“What do you want?  Shall I come to you with a rod, or in love and a spirit of gentleness?”  “Paul's love was the love which shows that sometimes it has to hurt in order to amend” (Barclay).  “Paul concludes this particular admonition with a suggestion that it would be far better if they amended their behavior to enable Paul to come to them in loving affection, rather than for the purpose of punishing their wickedness” (Coffman).  “He is, spiritually speaking, threatening the disobedient Corinthians with a whipping if they do not accept his parental authority over them in the Lord” (Oster).  Paul doesn't command them, but gives them the options and leaves it up to them to decide.  “[The cliques’ leaders] are alas, the foolish son who brings grief to his father” (Halladay).  How mature are we acting?  Someone has observed that you are only young once, but you can be immature all your life (Rowell).  Another proposes that God's primary interest is His children's spiritual maturity (Smith in Rowell).  Notice how James describes maturity in 4:16-18: “For where envy and self-seeking exist, confusion and every evil thing are there.  But the wisdom that is from above is first pure, then peaceable, gentle, willing to yield, full of mercy and good fruits, without partiality and without hypocrisy.
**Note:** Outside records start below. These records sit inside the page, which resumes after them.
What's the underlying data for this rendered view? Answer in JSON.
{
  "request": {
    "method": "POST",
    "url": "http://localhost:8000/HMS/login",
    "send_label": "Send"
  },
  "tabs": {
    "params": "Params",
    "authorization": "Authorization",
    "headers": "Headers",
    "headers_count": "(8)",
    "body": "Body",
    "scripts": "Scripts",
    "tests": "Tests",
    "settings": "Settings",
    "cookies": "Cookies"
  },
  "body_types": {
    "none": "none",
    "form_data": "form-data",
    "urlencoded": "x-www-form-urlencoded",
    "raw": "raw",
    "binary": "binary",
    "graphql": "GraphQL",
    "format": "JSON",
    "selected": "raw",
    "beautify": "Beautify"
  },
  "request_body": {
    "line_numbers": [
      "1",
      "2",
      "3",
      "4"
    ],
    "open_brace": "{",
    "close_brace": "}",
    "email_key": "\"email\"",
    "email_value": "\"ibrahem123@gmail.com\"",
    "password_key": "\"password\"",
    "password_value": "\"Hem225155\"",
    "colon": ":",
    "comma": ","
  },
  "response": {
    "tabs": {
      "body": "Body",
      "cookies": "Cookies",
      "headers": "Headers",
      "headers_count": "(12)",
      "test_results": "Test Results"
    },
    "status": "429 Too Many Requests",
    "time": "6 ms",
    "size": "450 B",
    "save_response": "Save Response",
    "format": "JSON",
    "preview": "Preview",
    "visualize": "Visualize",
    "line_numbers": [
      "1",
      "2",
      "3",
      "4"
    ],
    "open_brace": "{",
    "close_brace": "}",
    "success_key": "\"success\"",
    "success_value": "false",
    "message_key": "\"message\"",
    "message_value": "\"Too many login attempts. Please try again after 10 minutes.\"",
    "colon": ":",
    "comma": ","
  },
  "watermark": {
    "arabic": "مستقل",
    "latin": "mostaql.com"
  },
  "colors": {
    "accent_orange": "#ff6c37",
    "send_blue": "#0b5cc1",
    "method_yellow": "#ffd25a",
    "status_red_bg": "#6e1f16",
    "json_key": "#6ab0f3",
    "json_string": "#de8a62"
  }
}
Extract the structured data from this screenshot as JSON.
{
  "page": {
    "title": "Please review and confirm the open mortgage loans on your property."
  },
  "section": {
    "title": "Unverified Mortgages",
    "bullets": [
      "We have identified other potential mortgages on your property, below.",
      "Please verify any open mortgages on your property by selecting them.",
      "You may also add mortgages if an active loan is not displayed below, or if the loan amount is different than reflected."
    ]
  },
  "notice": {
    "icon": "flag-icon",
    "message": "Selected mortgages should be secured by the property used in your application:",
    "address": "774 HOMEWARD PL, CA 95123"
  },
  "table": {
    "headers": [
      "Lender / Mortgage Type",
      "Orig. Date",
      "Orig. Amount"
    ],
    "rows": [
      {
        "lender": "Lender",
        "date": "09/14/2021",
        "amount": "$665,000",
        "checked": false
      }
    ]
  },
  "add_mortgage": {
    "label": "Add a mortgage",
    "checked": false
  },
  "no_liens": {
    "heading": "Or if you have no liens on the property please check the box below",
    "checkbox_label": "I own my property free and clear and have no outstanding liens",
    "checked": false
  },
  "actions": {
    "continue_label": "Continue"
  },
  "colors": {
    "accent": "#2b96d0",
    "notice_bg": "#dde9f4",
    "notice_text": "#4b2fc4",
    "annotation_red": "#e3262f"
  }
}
Now the fruit of righteousness is sown in peace by those who make peace.” Someone else has noted that this maturity involves accepting Jesus' instructions and His seeds: “So here's One who wants to help you live your life in joy, and love, and true freedom ... The more you think about, the more appealing it gets.  Bring all of your life and put it down before Him, for His instruction. ... Plant His seeds in your heart, and you'll grow to be a productive and joyous person.  That's His promise” (Saunders)!  Paul wanted the Corinthians brethren to give up their cliques and be united around Christ.  Surely, we need to practice the same admonition as well!  We need to give up our cliques and make all feel accepted!  Let's act with maturity!  Be a surrendered church!
 
“All to Jesus we surrender, all to Him we freely give.
We will ever love and trust Him, in His presence daily live.
We surrender all, we surrender all; all to You, our blessed Savior,
We surrender all!”

“At first, Lord, I asked You to take sides with me.
I cried with David the psalmist: 'Lord, let me stand above my foes ...'
But with all my pleading, I lay drenched in darkness until in utter confusion I cried: 'Don't take sides, Lord, just take over.'
And suddenly it was morning” (Calkin in Swindoll).  Let's be a surrendered church!
 
Let's pray: God, we thank you for Your Word and the lesson that we can learn from it.  Help us not to be proud.  Help us to be a surrendered church.
 
“Not My will, but Yours, be done.”  Seven simple words.  Seven simple words of total surrender!  Has this been our collective prayer or have we been as arrogant as the Corinthian brethren?  Are we listening to God's warning and suffering for Christ?  Are we going beyond words and acting with maturity?  Are we ready to give up our cliques and work to be more united?  All these things require changes in behavior, and God can help us to make those changes if we will but ask Him.  Can we pray for you, that you will do God's will?  If you are a member, will you show that you are willing to be a surrendered church?  If you are not a member, will you show that you are willing to confess Christ and to put Him on in baptism?  Think seriously & respond visibly to this invitation!